**WHAT TO WORK ON:**
The whole listing that follows should be printed again, unchanged.
DATASET RECORDS Start Marker
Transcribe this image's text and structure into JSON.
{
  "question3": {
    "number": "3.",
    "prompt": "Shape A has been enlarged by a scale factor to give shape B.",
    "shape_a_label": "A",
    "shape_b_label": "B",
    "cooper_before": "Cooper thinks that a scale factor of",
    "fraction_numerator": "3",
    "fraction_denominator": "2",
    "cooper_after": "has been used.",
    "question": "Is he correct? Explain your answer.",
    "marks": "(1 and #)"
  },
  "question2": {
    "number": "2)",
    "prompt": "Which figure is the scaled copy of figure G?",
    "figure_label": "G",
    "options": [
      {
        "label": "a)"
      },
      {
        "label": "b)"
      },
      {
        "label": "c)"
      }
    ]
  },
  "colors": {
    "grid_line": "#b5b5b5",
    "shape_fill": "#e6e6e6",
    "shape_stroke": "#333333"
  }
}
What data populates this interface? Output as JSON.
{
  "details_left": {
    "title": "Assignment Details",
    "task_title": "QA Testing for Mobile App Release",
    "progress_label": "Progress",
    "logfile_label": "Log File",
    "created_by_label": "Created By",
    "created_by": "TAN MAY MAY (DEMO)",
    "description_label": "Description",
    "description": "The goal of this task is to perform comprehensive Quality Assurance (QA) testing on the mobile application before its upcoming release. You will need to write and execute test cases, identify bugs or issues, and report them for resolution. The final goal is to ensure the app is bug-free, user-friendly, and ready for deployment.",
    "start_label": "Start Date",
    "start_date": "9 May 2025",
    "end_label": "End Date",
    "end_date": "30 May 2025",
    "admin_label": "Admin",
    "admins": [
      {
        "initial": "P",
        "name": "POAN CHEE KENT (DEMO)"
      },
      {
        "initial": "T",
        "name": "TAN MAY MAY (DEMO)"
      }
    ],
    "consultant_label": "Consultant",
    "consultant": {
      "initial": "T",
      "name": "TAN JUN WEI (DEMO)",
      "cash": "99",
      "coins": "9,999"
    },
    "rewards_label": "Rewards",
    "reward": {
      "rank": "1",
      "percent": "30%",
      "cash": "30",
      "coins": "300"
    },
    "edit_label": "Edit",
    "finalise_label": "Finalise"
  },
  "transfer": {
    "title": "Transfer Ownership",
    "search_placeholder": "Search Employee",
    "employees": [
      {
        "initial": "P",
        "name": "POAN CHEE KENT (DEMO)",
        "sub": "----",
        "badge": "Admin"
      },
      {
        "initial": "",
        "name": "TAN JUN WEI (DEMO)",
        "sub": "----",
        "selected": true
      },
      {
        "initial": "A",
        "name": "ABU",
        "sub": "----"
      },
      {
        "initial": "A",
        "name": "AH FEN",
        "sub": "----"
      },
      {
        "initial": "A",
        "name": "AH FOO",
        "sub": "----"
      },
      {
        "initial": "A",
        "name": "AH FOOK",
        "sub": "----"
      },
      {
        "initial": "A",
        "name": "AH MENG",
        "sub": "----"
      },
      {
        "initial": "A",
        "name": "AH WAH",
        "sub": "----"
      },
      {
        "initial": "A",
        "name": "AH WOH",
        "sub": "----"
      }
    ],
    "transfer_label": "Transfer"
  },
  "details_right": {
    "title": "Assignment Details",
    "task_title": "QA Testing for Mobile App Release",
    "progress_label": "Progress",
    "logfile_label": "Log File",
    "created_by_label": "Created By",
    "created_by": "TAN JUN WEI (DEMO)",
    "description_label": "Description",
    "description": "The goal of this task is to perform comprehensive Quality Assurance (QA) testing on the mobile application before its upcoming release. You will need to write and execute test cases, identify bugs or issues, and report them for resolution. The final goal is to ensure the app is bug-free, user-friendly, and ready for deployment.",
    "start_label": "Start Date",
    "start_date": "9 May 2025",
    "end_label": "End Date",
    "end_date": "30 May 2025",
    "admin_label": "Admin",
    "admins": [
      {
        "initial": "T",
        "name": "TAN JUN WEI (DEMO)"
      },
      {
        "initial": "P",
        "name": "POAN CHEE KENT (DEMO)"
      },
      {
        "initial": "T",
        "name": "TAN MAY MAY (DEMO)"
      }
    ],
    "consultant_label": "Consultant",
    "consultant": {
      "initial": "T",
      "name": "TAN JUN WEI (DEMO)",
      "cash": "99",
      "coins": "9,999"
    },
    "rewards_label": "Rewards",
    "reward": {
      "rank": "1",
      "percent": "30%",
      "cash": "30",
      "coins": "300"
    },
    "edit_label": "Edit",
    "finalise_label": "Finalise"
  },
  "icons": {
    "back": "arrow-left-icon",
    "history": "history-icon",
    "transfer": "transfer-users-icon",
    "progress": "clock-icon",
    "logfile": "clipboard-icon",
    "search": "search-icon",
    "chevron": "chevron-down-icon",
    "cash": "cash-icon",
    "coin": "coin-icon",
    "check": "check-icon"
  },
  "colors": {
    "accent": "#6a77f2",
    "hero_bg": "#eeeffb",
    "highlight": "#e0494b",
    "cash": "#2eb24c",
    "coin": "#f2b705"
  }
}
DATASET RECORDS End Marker
**ANSWER TO THIS EXERCISE:**
Transcribe this image's text and structure into JSON.
{
  "question3": {
    "number": "3.",
    "prompt": "Shape A has been enlarged by a scale factor to give shape B.",
    "shape_a_label": "A",
    "shape_b_label": "B",
    "cooper_before": "Cooper thinks that a scale factor of",
    "fraction_numerator": "3",
    "fraction_denominator": "2",
    "cooper_after": "has been used.",
    "question": "Is he correct? Explain your answer.",
    "marks": "(1 and #)"
  },
  "question2": {
    "number": "2)",
    "prompt": "Which figure is the scaled copy of figure G?",
    "figure_label": "G",
    "options": [
      {
        "label": "a)"
      },
      {
        "label": "b)"
      },
      {
        "label": "c)"
      }
    ]
  },
  "colors": {
    "grid_line": "#b5b5b5",
    "shape_fill": "#e6e6e6",
    "shape_stroke": "#333333"
  }
}
What data populates this interface? Output as JSON.
{
  "details_left": {
    "title": "Assignment Details",
    "task_title": "QA Testing for Mobile App Release",
    "progress_label": "Progress",
    "logfile_label": "Log File",
    "created_by_label": "Created By",
    "created_by": "TAN MAY MAY (DEMO)",
    "description_label": "Description",
    "description": "The goal of this task is to perform comprehensive Quality Assurance (QA) testing on the mobile application before its upcoming release. You will need to write and execute test cases, identify bugs or issues, and report them for resolution. The final goal is to ensure the app is bug-free, user-friendly, and ready for deployment.",
    "start_label": "Start Date",
    "start_date": "9 May 2025",
    "end_label": "End Date",
    "end_date": "30 May 2025",
    "admin_label": "Admin",
    "admins": [
      {
        "initial": "P",
        "name": "POAN CHEE KENT (DEMO)"
      },
      {
        "initial": "T",
        "name": "TAN MAY MAY (DEMO)"
      }
    ],
    "consultant_label": "Consultant",
    "consultant": {
      "initial": "T",
      "name": "TAN JUN WEI (DEMO)",
      "cash": "99",
      "coins": "9,999"
    },
    "rewards_label": "Rewards",
    "reward": {
      "rank": "1",
      "percent": "30%",
      "cash": "30",
      "coins": "300"
    },
    "edit_label": "Edit",
    "finalise_label": "Finalise"
  },
  "transfer": {
    "title": "Transfer Ownership",
    "search_placeholder": "Search Employee",
    "employees": [
      {
        "initial": "P",
        "name": "POAN CHEE KENT (DEMO)",
        "sub": "----",
        "badge": "Admin"
      },
      {
        "initial": "",
        "name": "TAN JUN WEI (DEMO)",
        "sub": "----",
        "selected": true
      },
      {
        "initial": "A",
        "name": "ABU",
        "sub": "----"
      },
      {
        "initial": "A",
        "name": "AH FEN",
        "sub": "----"
      },
      {
        "initial": "A",
        "name": "AH FOO",
        "sub": "----"
      },
      {
        "initial": "A",
        "name": "AH FOOK",
        "sub": "----"
      },
      {
        "initial": "A",
        "name": "AH MENG",
        "sub": "----"
      },
      {
        "initial": "A",
        "name": "AH WAH",
        "sub": "----"
      },
      {
        "initial": "A",
        "name": "AH WOH",
        "sub": "----"
      }
    ],
    "transfer_label": "Transfer"
  },
  "details_right": {
    "title": "Assignment Details",
    "task_title": "QA Testing for Mobile App Release",
    "progress_label": "Progress",
    "logfile_label": "Log File",
    "created_by_label": "Created By",
    "created_by": "TAN JUN WEI (DEMO)",
    "description_label": "Description",
    "description": "The goal of this task is to perform comprehensive Quality Assurance (QA) testing on the mobile application before its upcoming release. You will need to write and execute test cases, identify bugs or issues, and report them for resolution. The final goal is to ensure the app is bug-free, user-friendly, and ready for deployment.",
    "start_label": "Start Date",
    "start_date": "9 May 2025",
    "end_label": "End Date",
    "end_date": "30 May 2025",
    "admin_label": "Admin",
    "admins": [
      {
        "initial": "T",
        "name": "TAN JUN WEI (DEMO)"
      },
      {
        "initial": "P",
        "name": "POAN CHEE KENT (DEMO)"
      },
      {
        "initial": "T",
        "name": "TAN MAY MAY (DEMO)"
      }
    ],
    "consultant_label": "Consultant",
    "consultant": {
      "initial": "T",
      "name": "TAN JUN WEI (DEMO)",
      "cash": "99",
      "coins": "9,999"
    },
    "rewards_label": "Rewards",
    "reward": {
      "rank": "1",
      "percent": "30%",
      "cash": "30",
      "coins": "300"
    },
    "edit_label": "Edit",
    "finalise_label": "Finalise"
  },
  "icons": {
    "back": "arrow-left-icon",
    "history": "history-icon",
    "transfer": "transfer-users-icon",
    "progress": "clock-icon",
    "logfile": "clipboard-icon",
    "search": "search-icon",
    "chevron": "chevron-down-icon",
    "cash": "cash-icon",
    "coin": "coin-icon",
    "check": "check-icon"
  },
  "colors": {
    "accent": "#6a77f2",
    "hero_bg": "#eeeffb",
    "highlight": "#e0494b",
    "cash": "#2eb24c",
    "coin": "#f2b705"
  }
}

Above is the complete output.